Charges of fraud in Afghanistan's presidential election are growing and they could sway the final result, the commission investigating complaints said Sunday.
The independent Electoral Complaints Commission had received 225 complaints since the start of Thursday's vote, including 35 allegations that are "material to the election results," said Grant Kippen, the head of the UN-backed body. The main complaints are over the rigging of ballot boxes, he added.
President Hamid Karzai's top challenger, former foreign minister Abdullah Abdullah, widened allegations of fraud against Karzai and his government on Sunday, saying ballots marked for Karzai were coming in from volatile southern districts where no vote was held, and that turnout was being reported as 40 per cent in areas where only 10 per cent of voters cast ballots.

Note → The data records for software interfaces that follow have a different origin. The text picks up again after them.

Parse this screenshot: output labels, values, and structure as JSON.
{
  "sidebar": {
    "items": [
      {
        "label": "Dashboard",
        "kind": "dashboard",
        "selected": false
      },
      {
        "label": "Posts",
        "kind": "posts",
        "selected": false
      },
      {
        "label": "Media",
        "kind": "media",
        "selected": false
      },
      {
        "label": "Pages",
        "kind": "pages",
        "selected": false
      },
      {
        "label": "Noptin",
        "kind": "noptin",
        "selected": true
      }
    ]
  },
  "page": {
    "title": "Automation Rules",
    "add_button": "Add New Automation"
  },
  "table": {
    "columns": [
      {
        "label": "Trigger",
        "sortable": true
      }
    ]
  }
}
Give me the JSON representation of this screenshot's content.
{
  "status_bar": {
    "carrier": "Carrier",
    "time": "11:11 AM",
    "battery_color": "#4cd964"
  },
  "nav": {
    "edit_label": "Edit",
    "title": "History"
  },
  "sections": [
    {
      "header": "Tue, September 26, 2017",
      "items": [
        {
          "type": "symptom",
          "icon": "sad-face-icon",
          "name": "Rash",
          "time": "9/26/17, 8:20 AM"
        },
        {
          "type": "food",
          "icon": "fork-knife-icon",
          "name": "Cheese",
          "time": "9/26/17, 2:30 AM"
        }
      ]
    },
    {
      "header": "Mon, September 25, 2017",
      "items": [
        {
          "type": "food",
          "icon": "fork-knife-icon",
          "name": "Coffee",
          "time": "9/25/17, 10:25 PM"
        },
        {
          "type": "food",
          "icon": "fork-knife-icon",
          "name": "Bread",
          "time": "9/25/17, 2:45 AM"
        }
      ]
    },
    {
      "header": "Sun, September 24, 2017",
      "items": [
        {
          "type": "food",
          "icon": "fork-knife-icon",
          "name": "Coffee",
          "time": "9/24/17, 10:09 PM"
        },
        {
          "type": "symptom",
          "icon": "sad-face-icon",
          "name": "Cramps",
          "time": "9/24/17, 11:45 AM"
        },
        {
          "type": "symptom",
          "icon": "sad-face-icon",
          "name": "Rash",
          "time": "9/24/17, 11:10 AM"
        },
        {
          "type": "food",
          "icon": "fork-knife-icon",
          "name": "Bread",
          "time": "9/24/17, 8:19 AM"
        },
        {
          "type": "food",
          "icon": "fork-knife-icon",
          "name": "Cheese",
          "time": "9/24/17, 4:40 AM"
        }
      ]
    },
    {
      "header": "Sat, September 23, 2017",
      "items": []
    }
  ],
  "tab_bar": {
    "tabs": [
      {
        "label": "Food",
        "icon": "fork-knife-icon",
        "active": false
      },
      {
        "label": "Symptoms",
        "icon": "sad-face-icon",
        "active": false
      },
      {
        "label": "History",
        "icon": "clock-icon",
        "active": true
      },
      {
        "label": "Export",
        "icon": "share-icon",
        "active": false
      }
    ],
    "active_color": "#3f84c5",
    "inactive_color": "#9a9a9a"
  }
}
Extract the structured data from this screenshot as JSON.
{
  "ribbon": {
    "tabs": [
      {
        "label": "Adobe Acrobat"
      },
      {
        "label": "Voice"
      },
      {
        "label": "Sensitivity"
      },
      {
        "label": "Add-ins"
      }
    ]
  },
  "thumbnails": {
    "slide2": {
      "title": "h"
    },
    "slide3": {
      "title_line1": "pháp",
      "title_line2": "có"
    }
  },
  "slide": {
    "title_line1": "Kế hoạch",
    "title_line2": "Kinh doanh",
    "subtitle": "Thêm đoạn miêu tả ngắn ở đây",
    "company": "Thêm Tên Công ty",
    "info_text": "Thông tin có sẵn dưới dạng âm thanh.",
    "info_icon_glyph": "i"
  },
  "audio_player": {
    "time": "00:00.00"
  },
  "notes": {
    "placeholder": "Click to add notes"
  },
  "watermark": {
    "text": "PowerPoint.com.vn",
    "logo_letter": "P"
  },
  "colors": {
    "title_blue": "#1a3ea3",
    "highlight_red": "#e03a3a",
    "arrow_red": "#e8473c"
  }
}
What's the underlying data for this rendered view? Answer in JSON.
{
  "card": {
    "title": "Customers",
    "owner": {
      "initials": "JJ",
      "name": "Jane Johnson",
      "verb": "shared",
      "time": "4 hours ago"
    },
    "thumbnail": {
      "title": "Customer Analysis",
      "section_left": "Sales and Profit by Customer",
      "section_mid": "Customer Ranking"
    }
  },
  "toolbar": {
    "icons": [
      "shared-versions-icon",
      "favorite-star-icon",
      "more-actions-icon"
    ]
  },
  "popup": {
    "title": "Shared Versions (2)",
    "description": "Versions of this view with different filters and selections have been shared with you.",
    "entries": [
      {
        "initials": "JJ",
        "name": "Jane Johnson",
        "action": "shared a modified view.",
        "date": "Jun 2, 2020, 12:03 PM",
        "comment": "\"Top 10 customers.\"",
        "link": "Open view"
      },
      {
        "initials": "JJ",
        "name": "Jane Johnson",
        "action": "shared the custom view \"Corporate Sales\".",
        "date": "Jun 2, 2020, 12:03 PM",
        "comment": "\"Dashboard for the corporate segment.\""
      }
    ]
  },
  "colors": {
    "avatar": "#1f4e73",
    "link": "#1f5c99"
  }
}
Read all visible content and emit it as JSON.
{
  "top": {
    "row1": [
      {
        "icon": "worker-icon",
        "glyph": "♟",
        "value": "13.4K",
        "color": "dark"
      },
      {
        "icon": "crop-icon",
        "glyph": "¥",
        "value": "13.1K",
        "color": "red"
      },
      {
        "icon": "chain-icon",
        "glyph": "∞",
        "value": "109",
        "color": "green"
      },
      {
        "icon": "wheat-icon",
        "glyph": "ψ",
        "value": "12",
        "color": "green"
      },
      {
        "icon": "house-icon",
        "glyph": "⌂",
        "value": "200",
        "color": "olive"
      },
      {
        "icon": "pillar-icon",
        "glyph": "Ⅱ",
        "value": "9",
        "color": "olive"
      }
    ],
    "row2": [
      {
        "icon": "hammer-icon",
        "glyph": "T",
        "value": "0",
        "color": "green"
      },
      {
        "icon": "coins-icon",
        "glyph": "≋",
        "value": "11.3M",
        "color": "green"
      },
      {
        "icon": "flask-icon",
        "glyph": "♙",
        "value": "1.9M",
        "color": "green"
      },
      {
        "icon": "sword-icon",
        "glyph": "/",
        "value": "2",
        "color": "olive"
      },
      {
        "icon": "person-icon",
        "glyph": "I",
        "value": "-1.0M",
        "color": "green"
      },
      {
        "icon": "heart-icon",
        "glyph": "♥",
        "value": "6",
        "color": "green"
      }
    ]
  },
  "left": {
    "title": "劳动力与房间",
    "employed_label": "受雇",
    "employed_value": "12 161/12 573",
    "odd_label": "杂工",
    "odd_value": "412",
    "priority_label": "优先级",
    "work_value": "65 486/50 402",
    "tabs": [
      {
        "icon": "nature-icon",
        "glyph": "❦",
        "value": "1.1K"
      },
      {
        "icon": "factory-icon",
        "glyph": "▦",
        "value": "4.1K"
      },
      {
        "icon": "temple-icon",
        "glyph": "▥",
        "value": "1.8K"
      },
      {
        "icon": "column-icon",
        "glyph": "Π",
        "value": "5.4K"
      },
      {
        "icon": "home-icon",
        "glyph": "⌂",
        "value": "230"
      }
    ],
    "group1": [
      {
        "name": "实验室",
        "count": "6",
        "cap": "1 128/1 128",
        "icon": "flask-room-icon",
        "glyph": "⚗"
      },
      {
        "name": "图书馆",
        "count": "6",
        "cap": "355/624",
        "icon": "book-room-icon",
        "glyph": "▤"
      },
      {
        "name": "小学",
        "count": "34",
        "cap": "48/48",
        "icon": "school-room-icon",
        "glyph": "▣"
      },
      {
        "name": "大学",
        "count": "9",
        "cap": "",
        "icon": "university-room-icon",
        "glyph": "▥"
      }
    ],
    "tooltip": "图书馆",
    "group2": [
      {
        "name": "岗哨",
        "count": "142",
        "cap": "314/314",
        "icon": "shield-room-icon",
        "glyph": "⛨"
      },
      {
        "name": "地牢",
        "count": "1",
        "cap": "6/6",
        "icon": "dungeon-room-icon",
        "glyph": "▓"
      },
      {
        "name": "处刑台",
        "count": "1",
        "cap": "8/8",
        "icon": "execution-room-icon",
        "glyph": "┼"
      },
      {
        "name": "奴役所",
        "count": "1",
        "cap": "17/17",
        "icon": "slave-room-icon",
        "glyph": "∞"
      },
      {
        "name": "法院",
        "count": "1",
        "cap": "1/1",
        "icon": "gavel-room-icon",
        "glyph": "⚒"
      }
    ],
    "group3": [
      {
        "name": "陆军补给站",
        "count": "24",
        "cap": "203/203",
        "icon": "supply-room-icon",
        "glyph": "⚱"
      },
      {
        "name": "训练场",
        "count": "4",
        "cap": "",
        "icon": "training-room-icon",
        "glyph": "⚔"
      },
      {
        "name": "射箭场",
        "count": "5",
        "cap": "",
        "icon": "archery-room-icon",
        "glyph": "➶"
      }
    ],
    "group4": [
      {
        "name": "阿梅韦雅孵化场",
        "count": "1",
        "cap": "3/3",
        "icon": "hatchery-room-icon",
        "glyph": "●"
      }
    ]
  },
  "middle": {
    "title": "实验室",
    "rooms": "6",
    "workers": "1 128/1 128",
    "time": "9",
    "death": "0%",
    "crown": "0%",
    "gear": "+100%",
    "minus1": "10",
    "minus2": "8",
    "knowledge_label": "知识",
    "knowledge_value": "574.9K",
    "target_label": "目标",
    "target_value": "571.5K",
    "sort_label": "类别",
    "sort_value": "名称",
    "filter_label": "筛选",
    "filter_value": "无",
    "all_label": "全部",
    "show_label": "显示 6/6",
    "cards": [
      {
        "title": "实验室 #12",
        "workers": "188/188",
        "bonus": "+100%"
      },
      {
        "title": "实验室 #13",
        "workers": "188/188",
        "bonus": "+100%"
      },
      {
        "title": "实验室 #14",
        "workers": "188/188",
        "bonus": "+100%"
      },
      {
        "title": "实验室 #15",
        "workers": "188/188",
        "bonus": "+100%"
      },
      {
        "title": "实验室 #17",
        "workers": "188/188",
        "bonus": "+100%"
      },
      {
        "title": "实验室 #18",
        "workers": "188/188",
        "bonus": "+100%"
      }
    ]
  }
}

"My focus today is on the big fraud. Big fraud, which can have an impact on the outcome of the election," said Abdullah. "This has to be prevented. That is critical for the survival of the process."
The U.S. special envoy to Afghanistan urged patience for the official complaints process to run its course before judging the vote's legitimacy.
"There are always rumours in Afghanistan," said Richard Holbrooke in the western city of Herat.
"We have disputed elections in the United States. There may be some questions. That would not surprise me at all. I expect it."
Millions of Afghans voted in the country's second-ever direct presidential election, although Taliban threats and attacks appeared to hold down the turnout, especially in the south.
Preliminary results are now expected on Tuesday. Final results won't be available until next month. If neither Karzai nor Abdullah wins 50 per cent or more, there will be a run-off vote, probably in October.